** EXERCISE DESCRIPTION **
Please give the data again in full, exactly as it reads.

***** DATA PROVIDED *****

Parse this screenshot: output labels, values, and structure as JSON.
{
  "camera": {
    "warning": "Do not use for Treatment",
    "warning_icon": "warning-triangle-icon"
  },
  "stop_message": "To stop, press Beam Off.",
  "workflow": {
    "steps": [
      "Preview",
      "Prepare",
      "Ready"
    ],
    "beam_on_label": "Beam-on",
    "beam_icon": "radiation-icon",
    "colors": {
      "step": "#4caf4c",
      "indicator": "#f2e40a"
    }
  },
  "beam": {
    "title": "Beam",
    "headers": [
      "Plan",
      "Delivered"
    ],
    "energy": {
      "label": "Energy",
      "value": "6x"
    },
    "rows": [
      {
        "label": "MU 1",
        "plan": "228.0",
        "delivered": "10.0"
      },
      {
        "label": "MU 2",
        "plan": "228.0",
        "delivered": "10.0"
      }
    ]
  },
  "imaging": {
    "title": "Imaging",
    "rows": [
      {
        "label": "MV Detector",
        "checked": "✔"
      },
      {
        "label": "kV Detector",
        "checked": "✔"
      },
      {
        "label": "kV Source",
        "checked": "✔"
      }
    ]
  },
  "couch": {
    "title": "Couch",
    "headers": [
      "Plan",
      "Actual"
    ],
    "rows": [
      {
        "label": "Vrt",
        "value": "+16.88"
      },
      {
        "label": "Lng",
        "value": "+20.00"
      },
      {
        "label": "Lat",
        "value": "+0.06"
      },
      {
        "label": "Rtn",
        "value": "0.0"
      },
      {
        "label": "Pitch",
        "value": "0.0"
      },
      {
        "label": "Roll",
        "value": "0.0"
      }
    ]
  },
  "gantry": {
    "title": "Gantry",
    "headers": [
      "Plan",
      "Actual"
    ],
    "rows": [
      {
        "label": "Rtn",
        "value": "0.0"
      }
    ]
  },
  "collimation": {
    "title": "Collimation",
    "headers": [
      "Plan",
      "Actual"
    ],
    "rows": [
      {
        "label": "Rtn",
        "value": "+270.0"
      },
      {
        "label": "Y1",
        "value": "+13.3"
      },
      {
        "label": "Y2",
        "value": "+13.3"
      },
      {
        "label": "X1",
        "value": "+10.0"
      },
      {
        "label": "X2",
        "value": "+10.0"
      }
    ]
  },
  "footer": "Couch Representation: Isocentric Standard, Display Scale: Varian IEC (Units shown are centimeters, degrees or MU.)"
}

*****

** ANSWER SECTION **
Parse this screenshot: output labels, values, and structure as JSON.
{
  "camera": {
    "warning": "Do not use for Treatment",
    "warning_icon": "warning-triangle-icon"
  },
  "stop_message": "To stop, press Beam Off.",
  "workflow": {
    "steps": [
      "Preview",
      "Prepare",
      "Ready"
    ],
    "beam_on_label": "Beam-on",
    "beam_icon": "radiation-icon",
    "colors": {
      "step": "#4caf4c",
      "indicator": "#f2e40a"
    }
  },
  "beam": {
    "title": "Beam",
    "headers": [
      "Plan",
      "Delivered"
    ],
    "energy": {
      "label": "Energy",
      "value": "6x"
    },
    "rows": [
      {
        "label": "MU 1",
        "plan": "228.0",
        "delivered": "10.0"
      },
      {
        "label": "MU 2",
        "plan": "228.0",
        "delivered": "10.0"
      }
    ]
  },
  "imaging": {
    "title": "Imaging",
    "rows": [
      {
        "label": "MV Detector",
        "checked": "✔"
      },
      {
        "label": "kV Detector",
        "checked": "✔"
      },
      {
        "label": "kV Source",
        "checked": "✔"
      }
    ]
  },
  "couch": {
    "title": "Couch",
    "headers": [
      "Plan",
      "Actual"
    ],
    "rows": [
      {
        "label": "Vrt",
        "value": "+16.88"
      },
      {
        "label": "Lng",
        "value": "+20.00"
      },
      {
        "label": "Lat",
        "value": "+0.06"
      },
      {
        "label": "Rtn",
        "value": "0.0"
      },
      {
        "label": "Pitch",
        "value": "0.0"
      },
      {
        "label": "Roll",
        "value": "0.0"
      }
    ]
  },
  "gantry": {
    "title": "Gantry",
    "headers": [
      "Plan",
      "Actual"
    ],
    "rows": [
      {
        "label": "Rtn",
        "value": "0.0"
      }
    ]
  },
  "collimation": {
    "title": "Collimation",
    "headers": [
      "Plan",
      "Actual"
    ],
    "rows": [
      {
        "label": "Rtn",
        "value": "+270.0"
      },
      {
        "label": "Y1",
        "value": "+13.3"
      },
      {
        "label": "Y2",
        "value": "+13.3"
      },
      {
        "label": "X1",
        "value": "+10.0"
      },
      {
        "label": "X2",
        "value": "+10.0"
      }
    ]
  },
  "footer": "Couch Representation: Isocentric Standard, Display Scale: Varian IEC (Units shown are centimeters, degrees or MU.)"
}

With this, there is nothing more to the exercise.